Preliminaries: Just to be clear, when I use, e.g. $x \mid y$, that means $x$ divides $y$, (or, alternatively, that $y$ is divisible by $x$
Let's look at symmetry.
Let's pick even integers $x = 2, y=4$, just to test one case.
Then $x\mid y,$ (because $2$ divides $4$, since $2\cdot 2 = 4$), but $y$ does not divide $x$ (because there is no positive integer $k$ such that $4k = 2$).
All we need is one counterexample to prove that the relation is not symmetric, because a symmetric relation requires that for all $x, y,\;\;$ if $\;x\mid y,\;\;$ then $\;\;y\mid x$.
We see that doesn't hold $x = 2, y = 4.$ Therefore, it doesn't hold for all $x, y$ such that $x\mid y$. Hence the relation, as noted, is not symmetric.
Let's look at antisymmetry.
Now there are some cases in which $x$ divides $y$, and also $y$ divides $x$. When does that happen?
This relation is antisymmetric if, for all $x, y$, whenever it happens that $x$ divides $y$ AND also $y$ divides $x$, then it must be the case that $x = y$.
So let's suppose it happens that $x$ divides $y$, and $y$ divides $x$.

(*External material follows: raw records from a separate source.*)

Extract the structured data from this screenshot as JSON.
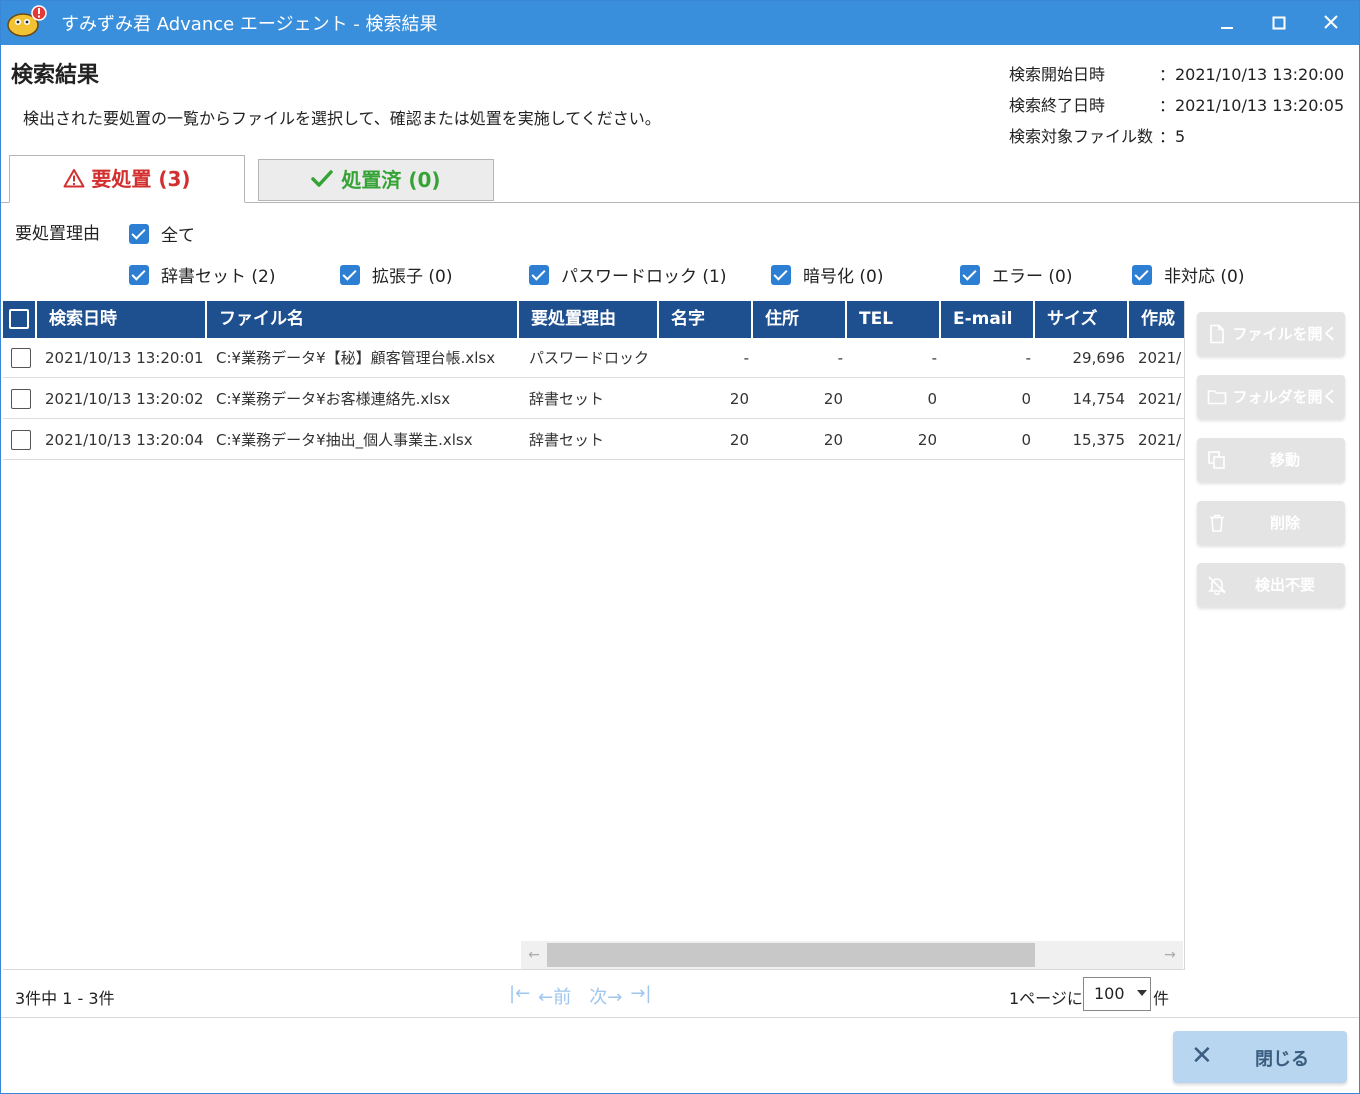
{
  "window": {
    "title": "すみずみ君 Advance エージェント - 検索結果"
  },
  "page": {
    "title": "検索結果",
    "description": "検出された要処置の一覧からファイルを選択して、確認または処置を実施してください。"
  },
  "meta": [
    {
      "label": "検索開始日時",
      "value": "：2021/10/13 13:20:00"
    },
    {
      "label": "検索終了日時",
      "value": "：2021/10/13 13:20:05"
    },
    {
      "label": "検索対象ファイル数",
      "value": "：5"
    }
  ],
  "tabs": [
    {
      "label": "要処置 (3)",
      "icon": "warning-icon",
      "color": "#d32f2f"
    },
    {
      "label": "処置済 (0)",
      "icon": "check-icon",
      "color": "#36a336"
    }
  ],
  "filters": {
    "label": "要処置理由",
    "all": "全て",
    "items": [
      "辞書セット (2)",
      "拡張子 (0)",
      "パスワードロック (1)",
      "暗号化 (0)",
      "エラー (0)",
      "非対応 (0)"
    ]
  },
  "table": {
    "columns": [
      "検索日時",
      "ファイル名",
      "要処置理由",
      "名字",
      "住所",
      "TEL",
      "E-mail",
      "サイズ",
      "作成"
    ],
    "rows": [
      [
        "2021/10/13 13:20:01",
        "C:¥業務データ¥【秘】顧客管理台帳.xlsx",
        "パスワードロック",
        "-",
        "-",
        "-",
        "-",
        "29,696",
        "2021/"
      ],
      [
        "2021/10/13 13:20:02",
        "C:¥業務データ¥お客様連絡先.xlsx",
        "辞書セット",
        "20",
        "20",
        "0",
        "0",
        "14,754",
        "2021/"
      ],
      [
        "2021/10/13 13:20:04",
        "C:¥業務データ¥抽出_個人事業主.xlsx",
        "辞書セット",
        "20",
        "20",
        "20",
        "0",
        "15,375",
        "2021/"
      ]
    ]
  },
  "side_buttons": [
    {
      "label": "ファイルを開く",
      "icon": "file-icon"
    },
    {
      "label": "フォルダを開く",
      "icon": "folder-icon"
    },
    {
      "label": "移動",
      "icon": "copy-icon"
    },
    {
      "label": "削除",
      "icon": "trash-icon"
    },
    {
      "label": "検出不要",
      "icon": "bell-off-icon"
    }
  ],
  "footer": {
    "count": "3件中 1 - 3件",
    "pager": {
      "first": "|←",
      "prev": "←前",
      "next": "次→",
      "last": "→|"
    },
    "per_page_label": "1ページに",
    "per_page_value": "100",
    "per_page_unit": "件"
  },
  "close_button": {
    "label": "閉じる"
  },
  "colors": {
    "titlebar": "#3a8fdc",
    "header": "#1e4f8f",
    "checkbox": "#2d7fd4"
  }
}
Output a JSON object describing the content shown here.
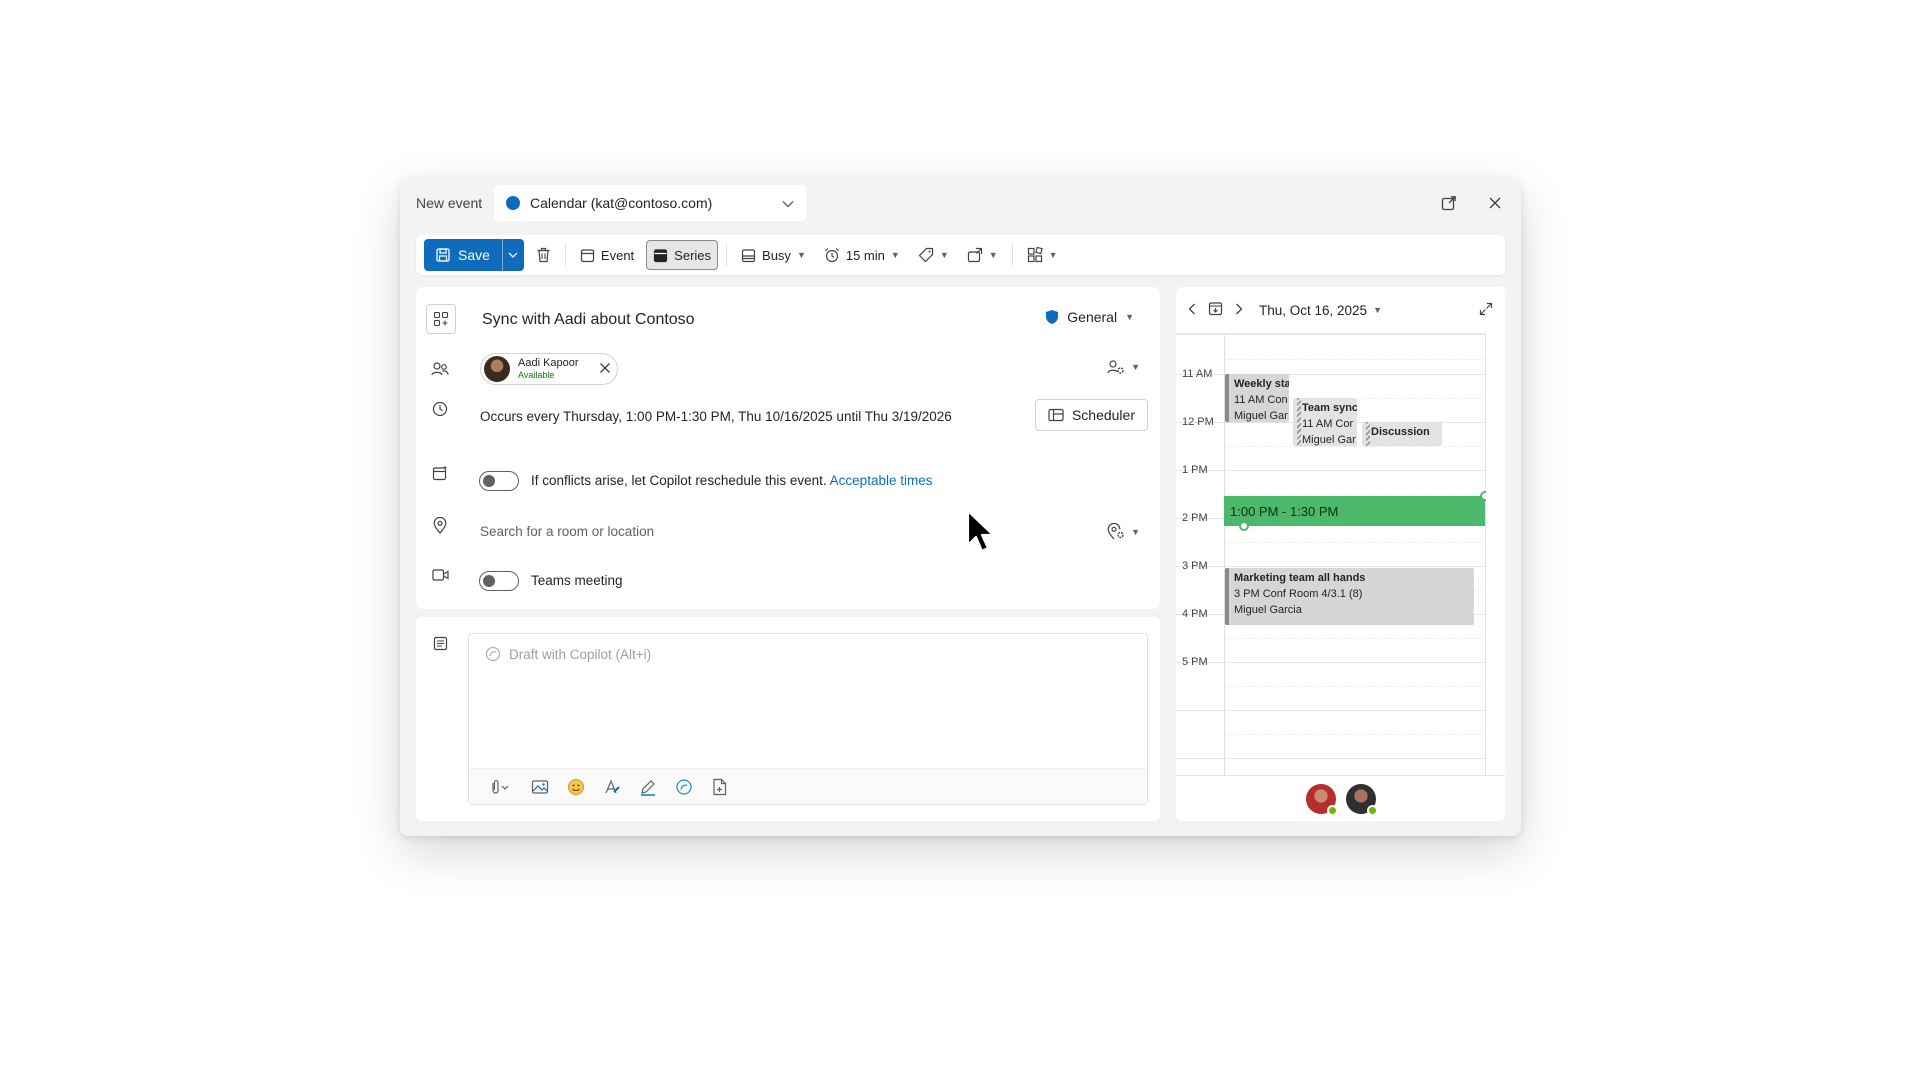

Then by definition, $y=xn$ and $x = ym$, where $n, m$ are positive integers.
We can substitute $\;y = xn\;$ into the equation $x= ym = (xn)m = nmx.$ Clearly, if $x = xnm,$ then $nm = 1$. And the only way that two positive integers, when multiplied, can equal one is if they are both equal to $1$, i.e. $n=m=1$. In short, we have that $y=x$, and $x=y$. Hence, when $x\mid y$ and $y\mid x$, it follows that $x=y$.
Hence the relation D is, in fact, antisymmetric.